• **Work request**
Search the data for lines holding the word "складе". State how many there are, and nothing else.

══════════

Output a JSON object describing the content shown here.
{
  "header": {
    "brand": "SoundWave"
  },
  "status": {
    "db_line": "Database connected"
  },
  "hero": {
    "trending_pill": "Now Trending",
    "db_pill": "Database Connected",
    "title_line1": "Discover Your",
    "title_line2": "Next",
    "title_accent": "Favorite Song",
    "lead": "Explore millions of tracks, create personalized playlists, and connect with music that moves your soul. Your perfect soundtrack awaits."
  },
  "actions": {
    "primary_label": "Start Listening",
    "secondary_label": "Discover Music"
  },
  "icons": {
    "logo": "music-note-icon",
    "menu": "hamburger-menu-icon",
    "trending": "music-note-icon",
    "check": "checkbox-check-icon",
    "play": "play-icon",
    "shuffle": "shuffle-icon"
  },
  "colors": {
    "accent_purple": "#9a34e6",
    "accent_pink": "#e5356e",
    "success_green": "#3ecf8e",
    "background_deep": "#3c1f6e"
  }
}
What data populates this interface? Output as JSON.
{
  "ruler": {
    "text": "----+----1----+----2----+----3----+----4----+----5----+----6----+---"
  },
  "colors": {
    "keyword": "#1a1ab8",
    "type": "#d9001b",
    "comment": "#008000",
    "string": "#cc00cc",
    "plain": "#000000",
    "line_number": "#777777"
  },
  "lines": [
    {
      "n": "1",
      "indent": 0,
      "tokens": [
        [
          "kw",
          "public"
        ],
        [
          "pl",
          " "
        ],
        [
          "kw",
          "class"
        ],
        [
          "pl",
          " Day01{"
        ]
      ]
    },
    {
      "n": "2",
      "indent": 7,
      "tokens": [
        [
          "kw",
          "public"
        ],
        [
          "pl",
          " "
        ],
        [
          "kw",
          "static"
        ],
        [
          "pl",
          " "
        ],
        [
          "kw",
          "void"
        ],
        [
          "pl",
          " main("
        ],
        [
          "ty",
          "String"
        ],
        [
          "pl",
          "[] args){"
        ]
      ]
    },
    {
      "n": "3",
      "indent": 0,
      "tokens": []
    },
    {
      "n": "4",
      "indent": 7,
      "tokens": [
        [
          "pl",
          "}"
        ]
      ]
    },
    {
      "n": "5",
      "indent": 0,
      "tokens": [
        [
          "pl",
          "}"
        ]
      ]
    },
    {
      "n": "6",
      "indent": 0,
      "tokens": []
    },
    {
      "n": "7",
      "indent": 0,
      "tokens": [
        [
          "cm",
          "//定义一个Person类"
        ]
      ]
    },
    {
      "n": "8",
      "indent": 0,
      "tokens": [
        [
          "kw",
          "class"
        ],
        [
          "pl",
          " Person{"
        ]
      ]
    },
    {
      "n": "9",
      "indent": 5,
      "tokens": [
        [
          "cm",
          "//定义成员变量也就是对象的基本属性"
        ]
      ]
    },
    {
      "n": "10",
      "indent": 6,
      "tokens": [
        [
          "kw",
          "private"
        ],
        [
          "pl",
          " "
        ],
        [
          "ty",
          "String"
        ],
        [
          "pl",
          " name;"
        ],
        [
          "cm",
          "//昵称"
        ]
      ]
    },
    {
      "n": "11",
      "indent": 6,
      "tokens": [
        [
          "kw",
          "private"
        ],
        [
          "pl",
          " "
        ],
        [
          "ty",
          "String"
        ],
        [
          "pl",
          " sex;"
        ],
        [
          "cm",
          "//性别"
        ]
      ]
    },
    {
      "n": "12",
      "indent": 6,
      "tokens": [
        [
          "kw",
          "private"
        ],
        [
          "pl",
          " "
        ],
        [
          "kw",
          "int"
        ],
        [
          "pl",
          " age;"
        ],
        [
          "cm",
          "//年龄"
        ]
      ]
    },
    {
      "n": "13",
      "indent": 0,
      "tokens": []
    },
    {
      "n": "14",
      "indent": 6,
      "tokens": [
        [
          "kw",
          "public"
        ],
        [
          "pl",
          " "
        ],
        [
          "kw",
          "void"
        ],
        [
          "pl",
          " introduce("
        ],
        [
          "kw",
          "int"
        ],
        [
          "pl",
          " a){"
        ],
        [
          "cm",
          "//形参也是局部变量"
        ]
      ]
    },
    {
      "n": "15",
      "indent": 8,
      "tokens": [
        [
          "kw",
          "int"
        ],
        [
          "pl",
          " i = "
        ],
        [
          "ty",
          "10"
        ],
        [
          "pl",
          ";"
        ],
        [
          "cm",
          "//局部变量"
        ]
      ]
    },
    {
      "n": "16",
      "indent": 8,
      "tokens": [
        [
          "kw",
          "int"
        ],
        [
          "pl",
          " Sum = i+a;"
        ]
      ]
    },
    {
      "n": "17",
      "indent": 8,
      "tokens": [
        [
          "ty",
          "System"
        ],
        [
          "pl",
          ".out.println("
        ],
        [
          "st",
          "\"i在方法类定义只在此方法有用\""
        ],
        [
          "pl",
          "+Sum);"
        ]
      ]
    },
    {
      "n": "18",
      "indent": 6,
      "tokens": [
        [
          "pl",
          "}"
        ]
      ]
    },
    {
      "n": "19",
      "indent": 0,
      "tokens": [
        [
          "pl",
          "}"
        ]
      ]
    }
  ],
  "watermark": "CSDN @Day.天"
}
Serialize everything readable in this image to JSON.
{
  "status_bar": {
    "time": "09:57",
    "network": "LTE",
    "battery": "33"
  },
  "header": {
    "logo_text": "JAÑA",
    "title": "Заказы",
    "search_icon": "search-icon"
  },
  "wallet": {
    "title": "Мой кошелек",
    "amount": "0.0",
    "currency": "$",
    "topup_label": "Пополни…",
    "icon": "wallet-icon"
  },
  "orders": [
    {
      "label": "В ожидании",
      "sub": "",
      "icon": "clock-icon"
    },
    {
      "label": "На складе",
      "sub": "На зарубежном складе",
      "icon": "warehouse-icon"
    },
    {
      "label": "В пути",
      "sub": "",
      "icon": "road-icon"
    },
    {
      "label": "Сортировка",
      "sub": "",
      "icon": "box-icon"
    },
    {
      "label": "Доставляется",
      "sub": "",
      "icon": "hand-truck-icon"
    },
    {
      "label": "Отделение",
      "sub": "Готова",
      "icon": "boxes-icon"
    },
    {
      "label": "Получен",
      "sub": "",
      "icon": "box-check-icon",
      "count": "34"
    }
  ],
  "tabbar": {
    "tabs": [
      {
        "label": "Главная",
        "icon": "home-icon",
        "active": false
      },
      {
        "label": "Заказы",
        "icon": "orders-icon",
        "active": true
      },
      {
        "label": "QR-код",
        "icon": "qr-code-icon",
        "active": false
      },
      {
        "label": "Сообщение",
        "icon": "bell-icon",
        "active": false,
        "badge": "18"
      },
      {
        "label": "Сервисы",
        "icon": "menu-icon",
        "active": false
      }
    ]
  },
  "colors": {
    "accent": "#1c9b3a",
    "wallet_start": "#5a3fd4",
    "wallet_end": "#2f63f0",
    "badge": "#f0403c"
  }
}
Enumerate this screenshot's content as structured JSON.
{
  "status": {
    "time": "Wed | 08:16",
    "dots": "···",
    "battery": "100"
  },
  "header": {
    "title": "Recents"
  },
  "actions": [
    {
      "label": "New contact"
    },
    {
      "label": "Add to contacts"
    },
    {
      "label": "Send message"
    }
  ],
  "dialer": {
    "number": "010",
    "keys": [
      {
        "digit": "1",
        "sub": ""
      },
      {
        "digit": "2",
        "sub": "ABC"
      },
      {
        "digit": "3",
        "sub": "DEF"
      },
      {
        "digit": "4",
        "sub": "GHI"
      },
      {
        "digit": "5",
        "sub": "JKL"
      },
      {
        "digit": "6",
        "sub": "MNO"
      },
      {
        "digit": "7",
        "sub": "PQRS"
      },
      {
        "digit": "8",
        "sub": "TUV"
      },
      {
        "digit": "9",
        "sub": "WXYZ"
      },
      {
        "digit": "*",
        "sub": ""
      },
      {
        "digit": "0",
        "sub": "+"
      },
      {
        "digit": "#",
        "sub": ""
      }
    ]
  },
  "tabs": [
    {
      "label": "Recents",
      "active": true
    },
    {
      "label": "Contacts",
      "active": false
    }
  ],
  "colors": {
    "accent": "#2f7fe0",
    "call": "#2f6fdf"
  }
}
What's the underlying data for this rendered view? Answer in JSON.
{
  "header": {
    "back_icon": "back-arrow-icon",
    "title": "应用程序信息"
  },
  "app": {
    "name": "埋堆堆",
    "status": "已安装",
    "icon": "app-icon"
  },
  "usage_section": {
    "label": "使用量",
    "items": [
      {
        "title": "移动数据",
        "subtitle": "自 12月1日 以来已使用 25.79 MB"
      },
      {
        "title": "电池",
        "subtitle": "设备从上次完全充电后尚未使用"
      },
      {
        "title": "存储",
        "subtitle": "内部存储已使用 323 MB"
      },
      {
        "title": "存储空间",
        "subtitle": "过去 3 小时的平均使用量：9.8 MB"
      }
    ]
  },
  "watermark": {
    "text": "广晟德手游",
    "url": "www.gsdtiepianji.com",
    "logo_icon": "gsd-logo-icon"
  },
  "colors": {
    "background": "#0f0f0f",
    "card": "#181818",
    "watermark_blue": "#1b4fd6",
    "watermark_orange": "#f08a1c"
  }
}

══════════

• **Exercise answer**
2